## Aim of the exercise
Give every line from the entries that contains "Libraries".

(Items from an interface collection)
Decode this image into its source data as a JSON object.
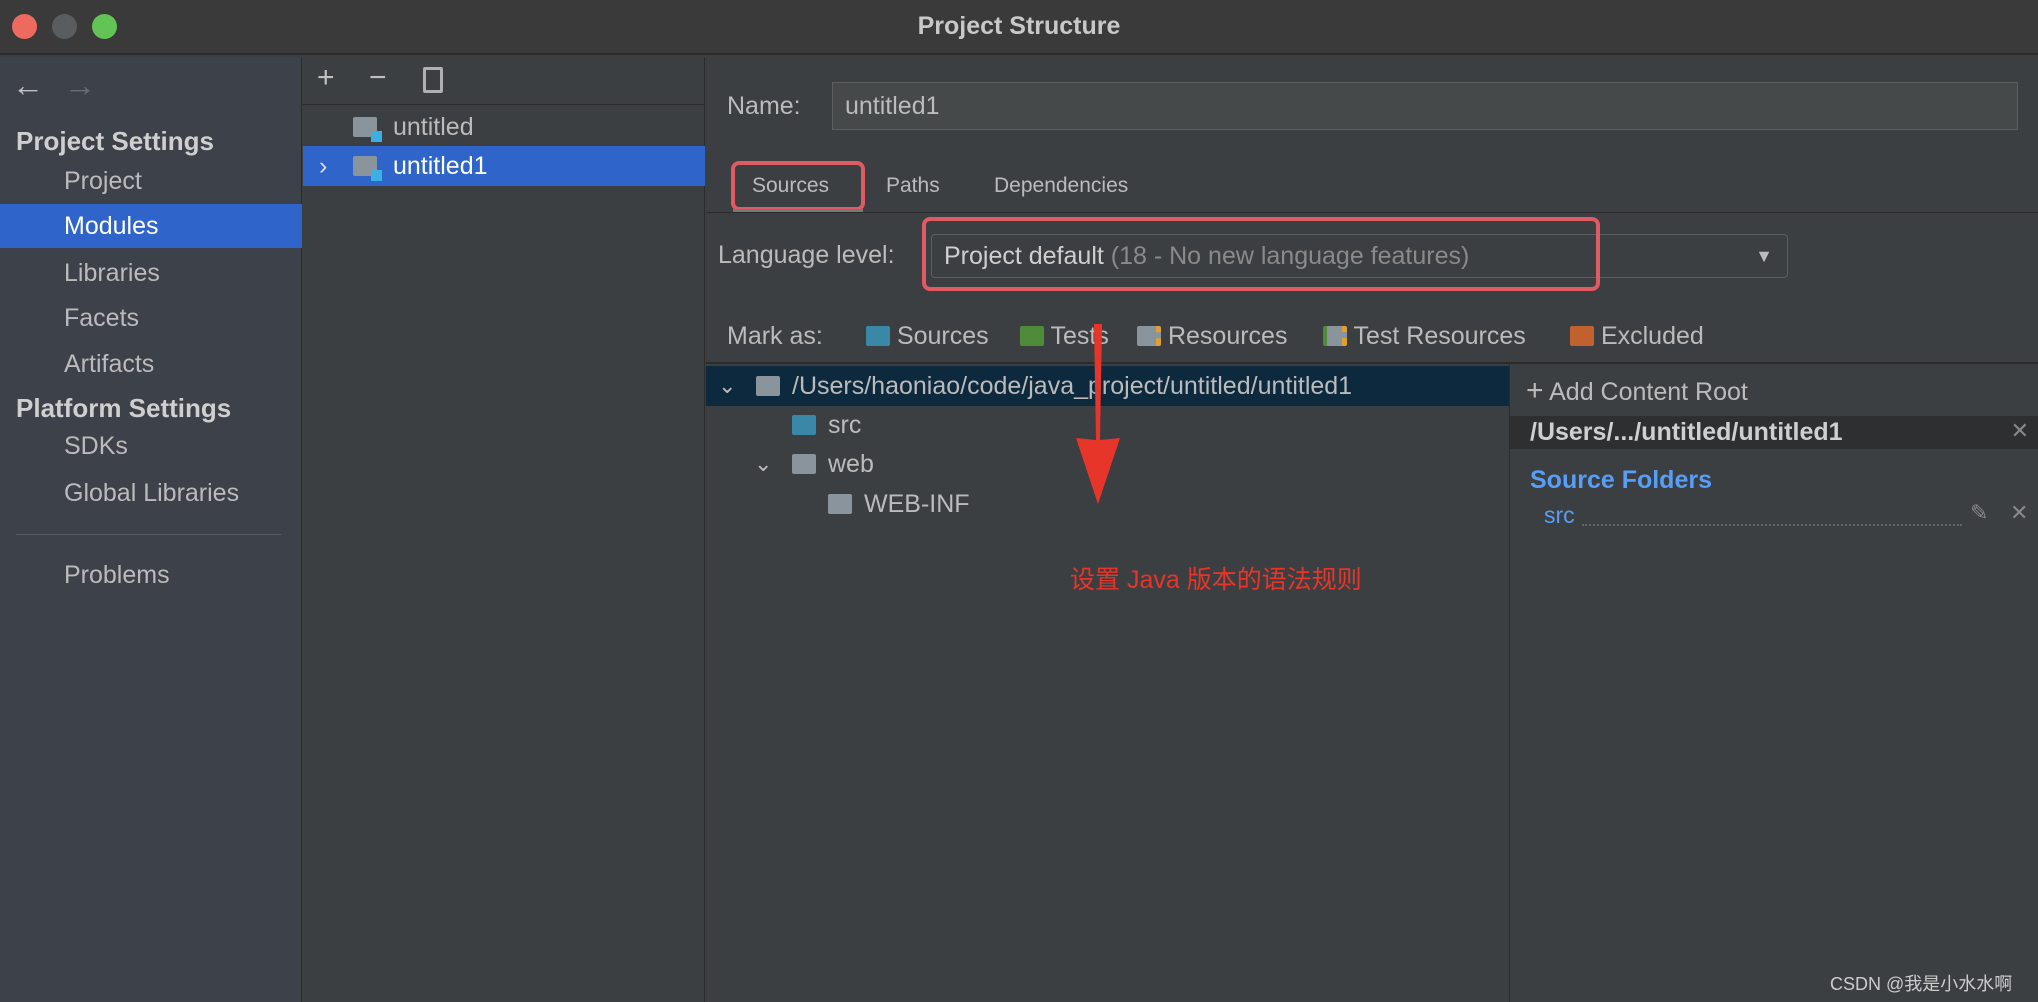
{
  "window": {
    "title": "Project Structure"
  },
  "sidebar": {
    "back_icon": "arrow-left-icon",
    "forward_icon": "arrow-right-icon",
    "project_settings_heading": "Project Settings",
    "project_items": [
      {
        "label": "Project"
      },
      {
        "label": "Modules",
        "selected": true
      },
      {
        "label": "Libraries"
      },
      {
        "label": "Facets"
      },
      {
        "label": "Artifacts"
      }
    ],
    "platform_settings_heading": "Platform Settings",
    "platform_items": [
      {
        "label": "SDKs"
      },
      {
        "label": "Global Libraries"
      }
    ],
    "problems": "Problems"
  },
  "modules": {
    "toolbar": {
      "add": "+",
      "remove": "−",
      "copy_icon": "copy-icon"
    },
    "items": [
      {
        "label": "untitled"
      },
      {
        "label": "untitled1",
        "selected": true
      }
    ]
  },
  "main": {
    "name_label": "Name:",
    "name_value": "untitled1",
    "tabs": [
      {
        "label": "Sources",
        "active": true
      },
      {
        "label": "Paths"
      },
      {
        "label": "Dependencies"
      }
    ],
    "language_level_label": "Language level:",
    "language_level_value": "Project default",
    "language_level_hint": "(18 - No new language features)",
    "mark_as_label": "Mark as:",
    "mark_as": [
      {
        "label": "Sources",
        "color": "#3b87a8"
      },
      {
        "label": "Tests",
        "color": "#4e8c3a"
      },
      {
        "label": "Resources",
        "color": "#8a949c"
      },
      {
        "label": "Test Resources",
        "color": "#8a949c"
      },
      {
        "label": "Excluded",
        "color": "#c0622d"
      }
    ],
    "tree": [
      {
        "label": "/Users/haoniao/code/java_project/untitled/untitled1"
      },
      {
        "label": "src"
      },
      {
        "label": "web"
      },
      {
        "label": "WEB-INF"
      }
    ],
    "content_root": {
      "add_label": "Add Content Root",
      "path": "/Users/.../untitled/untitled1",
      "source_folders_heading": "Source Folders",
      "source_folder": "src"
    }
  },
  "annotation": {
    "text": "设置 Java 版本的语法规则",
    "color": "#e8352a"
  },
  "watermark": "CSDN @我是小水水啊",
  "colors": {
    "accent": "#2f65ca",
    "highlight": "#e05a63",
    "link": "#589df6"
  }
}
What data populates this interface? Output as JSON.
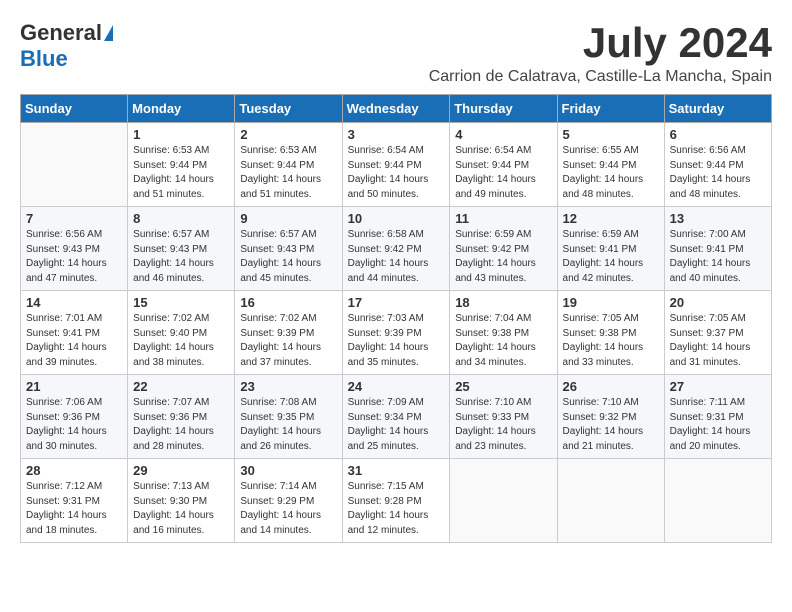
{
  "header": {
    "logo_general": "General",
    "logo_blue": "Blue",
    "month_year": "July 2024",
    "location": "Carrion de Calatrava, Castille-La Mancha, Spain"
  },
  "weekdays": [
    "Sunday",
    "Monday",
    "Tuesday",
    "Wednesday",
    "Thursday",
    "Friday",
    "Saturday"
  ],
  "weeks": [
    [
      {
        "day": "",
        "sunrise": "",
        "sunset": "",
        "daylight": ""
      },
      {
        "day": "1",
        "sunrise": "Sunrise: 6:53 AM",
        "sunset": "Sunset: 9:44 PM",
        "daylight": "Daylight: 14 hours and 51 minutes."
      },
      {
        "day": "2",
        "sunrise": "Sunrise: 6:53 AM",
        "sunset": "Sunset: 9:44 PM",
        "daylight": "Daylight: 14 hours and 51 minutes."
      },
      {
        "day": "3",
        "sunrise": "Sunrise: 6:54 AM",
        "sunset": "Sunset: 9:44 PM",
        "daylight": "Daylight: 14 hours and 50 minutes."
      },
      {
        "day": "4",
        "sunrise": "Sunrise: 6:54 AM",
        "sunset": "Sunset: 9:44 PM",
        "daylight": "Daylight: 14 hours and 49 minutes."
      },
      {
        "day": "5",
        "sunrise": "Sunrise: 6:55 AM",
        "sunset": "Sunset: 9:44 PM",
        "daylight": "Daylight: 14 hours and 48 minutes."
      },
      {
        "day": "6",
        "sunrise": "Sunrise: 6:56 AM",
        "sunset": "Sunset: 9:44 PM",
        "daylight": "Daylight: 14 hours and 48 minutes."
      }
    ],
    [
      {
        "day": "7",
        "sunrise": "Sunrise: 6:56 AM",
        "sunset": "Sunset: 9:43 PM",
        "daylight": "Daylight: 14 hours and 47 minutes."
      },
      {
        "day": "8",
        "sunrise": "Sunrise: 6:57 AM",
        "sunset": "Sunset: 9:43 PM",
        "daylight": "Daylight: 14 hours and 46 minutes."
      },
      {
        "day": "9",
        "sunrise": "Sunrise: 6:57 AM",
        "sunset": "Sunset: 9:43 PM",
        "daylight": "Daylight: 14 hours and 45 minutes."
      },
      {
        "day": "10",
        "sunrise": "Sunrise: 6:58 AM",
        "sunset": "Sunset: 9:42 PM",
        "daylight": "Daylight: 14 hours and 44 minutes."
      },
      {
        "day": "11",
        "sunrise": "Sunrise: 6:59 AM",
        "sunset": "Sunset: 9:42 PM",
        "daylight": "Daylight: 14 hours and 43 minutes."
      },
      {
        "day": "12",
        "sunrise": "Sunrise: 6:59 AM",
        "sunset": "Sunset: 9:41 PM",
        "daylight": "Daylight: 14 hours and 42 minutes."
      },
      {
        "day": "13",
        "sunrise": "Sunrise: 7:00 AM",
        "sunset": "Sunset: 9:41 PM",
        "daylight": "Daylight: 14 hours and 40 minutes."
      }
    ],
    [
      {
        "day": "14",
        "sunrise": "Sunrise: 7:01 AM",
        "sunset": "Sunset: 9:41 PM",
        "daylight": "Daylight: 14 hours and 39 minutes."
      },
      {
        "day": "15",
        "sunrise": "Sunrise: 7:02 AM",
        "sunset": "Sunset: 9:40 PM",
        "daylight": "Daylight: 14 hours and 38 minutes."
      },
      {
        "day": "16",
        "sunrise": "Sunrise: 7:02 AM",
        "sunset": "Sunset: 9:39 PM",
        "daylight": "Daylight: 14 hours and 37 minutes."
      },
      {
        "day": "17",
        "sunrise": "Sunrise: 7:03 AM",
        "sunset": "Sunset: 9:39 PM",
        "daylight": "Daylight: 14 hours and 35 minutes."
      },
      {
        "day": "18",
        "sunrise": "Sunrise: 7:04 AM",
        "sunset": "Sunset: 9:38 PM",
        "daylight": "Daylight: 14 hours and 34 minutes."
      },
      {
        "day": "19",
        "sunrise": "Sunrise: 7:05 AM",
        "sunset": "Sunset: 9:38 PM",
        "daylight": "Daylight: 14 hours and 33 minutes."
      },
      {
        "day": "20",
        "sunrise": "Sunrise: 7:05 AM",
        "sunset": "Sunset: 9:37 PM",
        "daylight": "Daylight: 14 hours and 31 minutes."
      }
    ],
    [
      {
        "day": "21",
        "sunrise": "Sunrise: 7:06 AM",
        "sunset": "Sunset: 9:36 PM",
        "daylight": "Daylight: 14 hours and 30 minutes."
      },
      {
        "day": "22",
        "sunrise": "Sunrise: 7:07 AM",
        "sunset": "Sunset: 9:36 PM",
        "daylight": "Daylight: 14 hours and 28 minutes."
      },
      {
        "day": "23",
        "sunrise": "Sunrise: 7:08 AM",
        "sunset": "Sunset: 9:35 PM",
        "daylight": "Daylight: 14 hours and 26 minutes."
      },
      {
        "day": "24",
        "sunrise": "Sunrise: 7:09 AM",
        "sunset": "Sunset: 9:34 PM",
        "daylight": "Daylight: 14 hours and 25 minutes."
      },
      {
        "day": "25",
        "sunrise": "Sunrise: 7:10 AM",
        "sunset": "Sunset: 9:33 PM",
        "daylight": "Daylight: 14 hours and 23 minutes."
      },
      {
        "day": "26",
        "sunrise": "Sunrise: 7:10 AM",
        "sunset": "Sunset: 9:32 PM",
        "daylight": "Daylight: 14 hours and 21 minutes."
      },
      {
        "day": "27",
        "sunrise": "Sunrise: 7:11 AM",
        "sunset": "Sunset: 9:31 PM",
        "daylight": "Daylight: 14 hours and 20 minutes."
      }
    ],
    [
      {
        "day": "28",
        "sunrise": "Sunrise: 7:12 AM",
        "sunset": "Sunset: 9:31 PM",
        "daylight": "Daylight: 14 hours and 18 minutes."
      },
      {
        "day": "29",
        "sunrise": "Sunrise: 7:13 AM",
        "sunset": "Sunset: 9:30 PM",
        "daylight": "Daylight: 14 hours and 16 minutes."
      },
      {
        "day": "30",
        "sunrise": "Sunrise: 7:14 AM",
        "sunset": "Sunset: 9:29 PM",
        "daylight": "Daylight: 14 hours and 14 minutes."
      },
      {
        "day": "31",
        "sunrise": "Sunrise: 7:15 AM",
        "sunset": "Sunset: 9:28 PM",
        "daylight": "Daylight: 14 hours and 12 minutes."
      },
      {
        "day": "",
        "sunrise": "",
        "sunset": "",
        "daylight": ""
      },
      {
        "day": "",
        "sunrise": "",
        "sunset": "",
        "daylight": ""
      },
      {
        "day": "",
        "sunrise": "",
        "sunset": "",
        "daylight": ""
      }
    ]
  ]
}
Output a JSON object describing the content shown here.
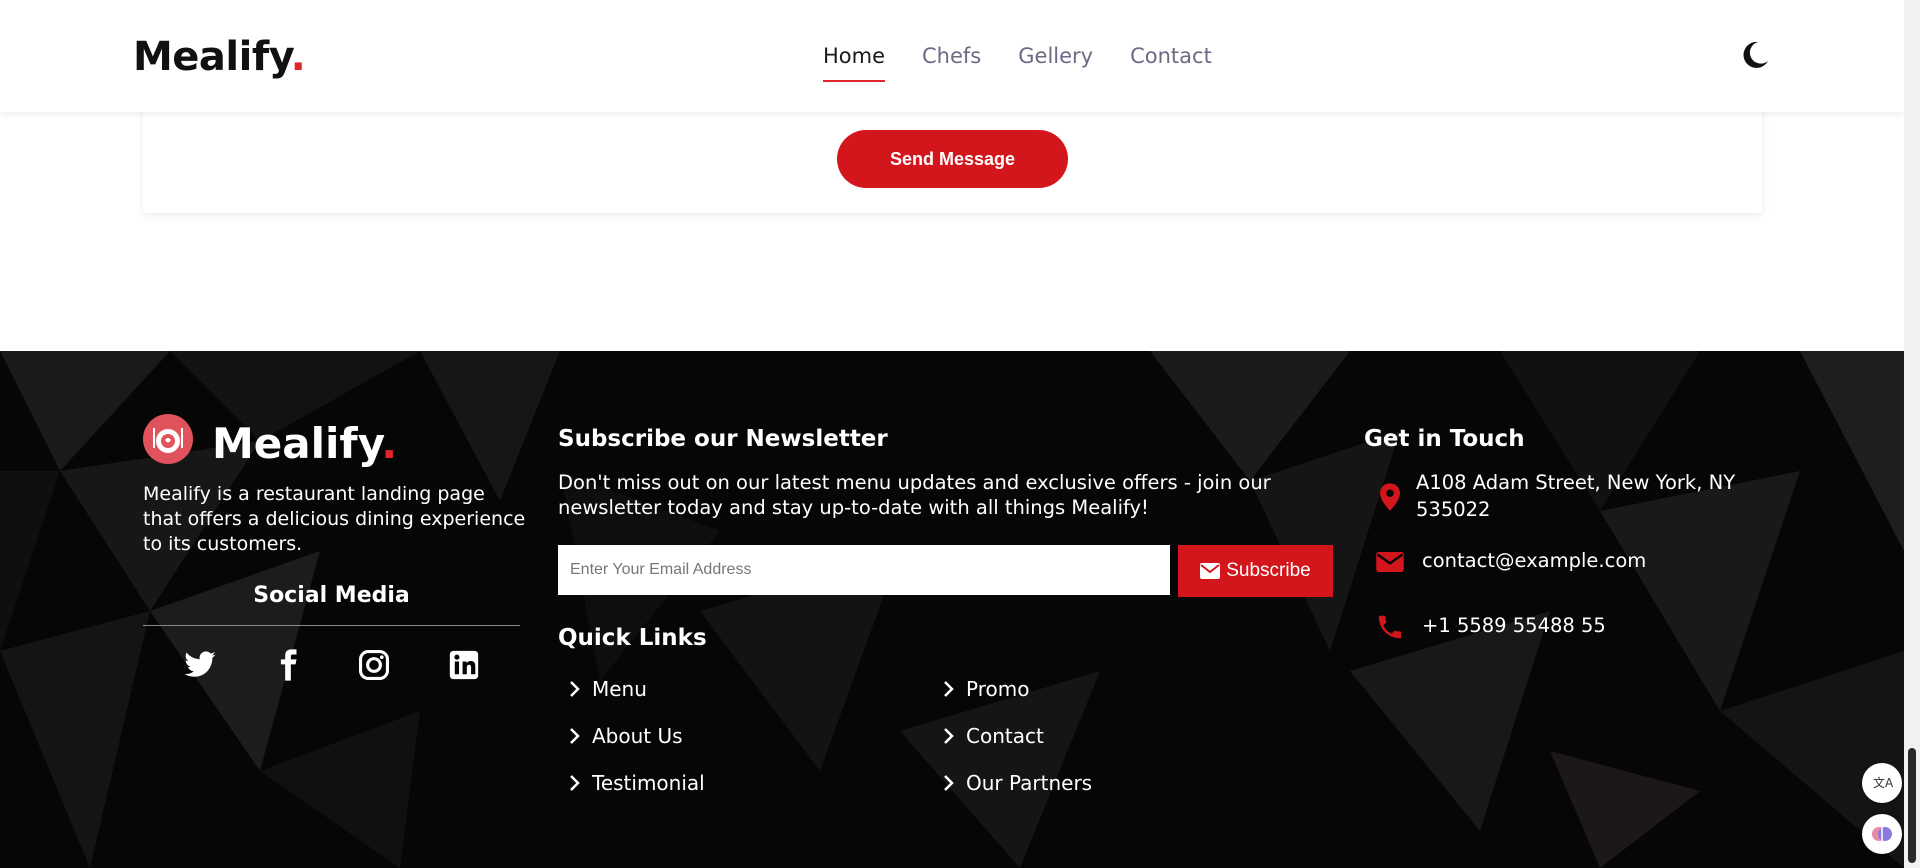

## Written answer
        "label": "Libraries"
        "label": "Global Libraries"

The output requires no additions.